His strategy is interesting and self-aware. Paul said on Saturday that he was once asked why he talked more about America's problems than hope for the future. True to his ob-gyn profession, he said a diagnosis had to come before action to rectify it.

His prescription is simple. "I'm running on what I don't want to do." In that, he is one-of-a-kind.

Finally, Time Magazine has a story about our man. It's not too bad. I especially liked the intro:

It sometimes seems as if someone is playing a cruel practical joke on Ron Paul. He goes to a college and delivers the same speech he's given for the past 30 years of his political career, the one espousing the Austrian school of economics. Only now the audience is packed with hundreds of kids in RON PAUL REVOLUTION T-shirts who go nuts giving standing ovations when he drones on about getting rid of the Federal Reserve and returning to the gold standard. After a speech at Iowa State last month, when nearly half the crowd had to stand because there were only 400 seats, a hipster-looking student worked his way through the half-hour-long line to shake Paul's hand. This was surely it the moment when the straight faces would break and Paul would be wedgied up the flagpole. "When you see Bernanke," the kid said, "will you tell him to stop cutting rates when gold hits 1,000?"

Politics might be rock 'n' roll for nerds, but the nerds aren't supposed to be quite this nerdy. The leader of the disaffected in next year's presidential election the Howard Dean, the Ross Perot, the Pat Buchanan is a kindly great-grandfather and obstetrician whose passion is monetary policy. Paul, a 72-year-old hard-core libertarian Republican Congressman who is against foreign intervention, subsidies and the federal income tax, is not only drawing impressive crowds (more than 2,000 at a post-debate rally at the University of Michigan last month) but also raising tons of cash. In the third quarter of 2007, Paul took in $5.3 million (just slightly less than G.O.P. rival John McCain), mostly in small, individual donations. On Oct. 22, he aired his first TV ads, $1.1 million worth in New Hampshire.

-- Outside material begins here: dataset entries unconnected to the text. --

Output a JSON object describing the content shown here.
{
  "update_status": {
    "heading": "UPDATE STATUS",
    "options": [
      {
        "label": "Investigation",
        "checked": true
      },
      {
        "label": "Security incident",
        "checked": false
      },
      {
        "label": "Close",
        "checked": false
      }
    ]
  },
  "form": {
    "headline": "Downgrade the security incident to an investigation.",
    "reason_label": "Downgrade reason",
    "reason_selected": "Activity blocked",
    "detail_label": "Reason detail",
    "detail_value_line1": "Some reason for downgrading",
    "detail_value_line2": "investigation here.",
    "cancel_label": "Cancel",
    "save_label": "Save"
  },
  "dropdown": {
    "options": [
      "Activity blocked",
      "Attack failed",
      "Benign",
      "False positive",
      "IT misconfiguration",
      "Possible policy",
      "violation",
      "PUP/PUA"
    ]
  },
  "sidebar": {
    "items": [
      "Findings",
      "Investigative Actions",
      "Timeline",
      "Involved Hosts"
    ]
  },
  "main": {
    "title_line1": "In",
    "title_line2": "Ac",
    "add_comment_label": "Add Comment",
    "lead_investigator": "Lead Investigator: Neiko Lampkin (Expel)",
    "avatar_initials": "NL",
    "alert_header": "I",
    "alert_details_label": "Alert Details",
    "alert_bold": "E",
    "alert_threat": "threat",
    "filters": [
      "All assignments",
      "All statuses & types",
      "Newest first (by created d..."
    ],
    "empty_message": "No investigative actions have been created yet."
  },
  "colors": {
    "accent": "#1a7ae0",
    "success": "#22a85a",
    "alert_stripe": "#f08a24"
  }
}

The numbers are even more impressive considering that as of early October, 72% of G.O.P. voters told Gallup pollsters they didn't know enough about Paul to form an opinion. He has been able to attract followers in the debates, where he's presented a clear, simple philosophy of personal freedom and responsibility. He bluntly refers to the U.S. as an empire. And the nerdiness lends Paul's simple message an aura of credibility, especially on a stage with more polished politicians and their nuanced positions. "He's about something that American nerd culture can get on board with: really knowing one subject and going all out on it," says Ben Darrington, a Ron Paul supporter at Yale. "For some people, it's Star Wars. For some people, it's Japanese cartoons. For Ron Paul, it's free-market commodity money."

11-02-2007, 01:02 PM
Doing a quick Google on Sarah Stirland pulls up this:


11-02-2007, 01:04 PM
Doing a quick Google on Sarah Stirland pulls up this:


I dont see her article that is in question on that web site, her web site.